• _THE TASK_: Word for word, set down the records and skip each picture.

[Collected data entries]
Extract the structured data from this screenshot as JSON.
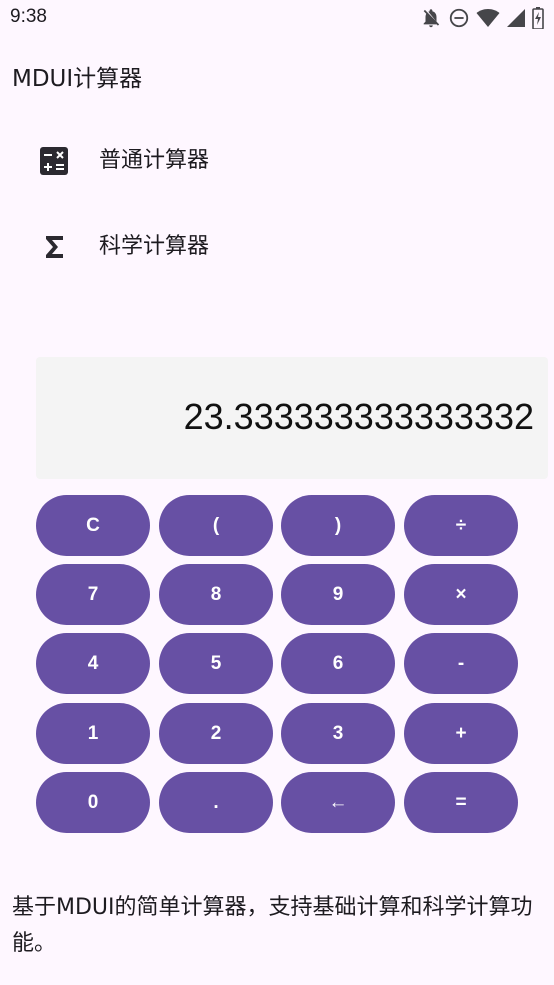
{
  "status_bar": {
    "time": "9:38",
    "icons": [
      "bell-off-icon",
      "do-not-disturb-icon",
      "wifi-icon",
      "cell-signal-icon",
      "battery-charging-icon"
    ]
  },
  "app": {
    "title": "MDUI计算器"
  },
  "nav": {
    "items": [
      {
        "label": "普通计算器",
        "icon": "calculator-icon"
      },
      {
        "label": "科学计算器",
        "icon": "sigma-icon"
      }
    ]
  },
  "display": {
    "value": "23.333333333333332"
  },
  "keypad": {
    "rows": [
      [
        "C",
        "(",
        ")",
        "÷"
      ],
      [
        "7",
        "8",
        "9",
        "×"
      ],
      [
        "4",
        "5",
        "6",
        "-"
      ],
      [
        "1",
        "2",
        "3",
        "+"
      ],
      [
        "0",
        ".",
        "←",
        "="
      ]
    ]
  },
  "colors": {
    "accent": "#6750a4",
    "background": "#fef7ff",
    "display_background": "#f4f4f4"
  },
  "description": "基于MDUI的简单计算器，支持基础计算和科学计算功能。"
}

• _ANSWER SPACE_:
Extract the structured data from this screenshot as JSON.
{
  "status_bar": {
    "time": "9:38",
    "icons": [
      "bell-off-icon",
      "do-not-disturb-icon",
      "wifi-icon",
      "cell-signal-icon",
      "battery-charging-icon"
    ]
  },
  "app": {
    "title": "MDUI计算器"
  },
  "nav": {
    "items": [
      {
        "label": "普通计算器",
        "icon": "calculator-icon"
      },
      {
        "label": "科学计算器",
        "icon": "sigma-icon"
      }
    ]
  },
  "display": {
    "value": "23.333333333333332"
  },
  "keypad": {
    "rows": [
      [
        "C",
        "(",
        ")",
        "÷"
      ],
      [
        "7",
        "8",
        "9",
        "×"
      ],
      [
        "4",
        "5",
        "6",
        "-"
      ],
      [
        "1",
        "2",
        "3",
        "+"
      ],
      [
        "0",
        ".",
        "←",
        "="
      ]
    ]
  },
  "colors": {
    "accent": "#6750a4",
    "background": "#fef7ff",
    "display_background": "#f4f4f4"
  },
  "description": "基于MDUI的简单计算器，支持基础计算和科学计算功能。"
}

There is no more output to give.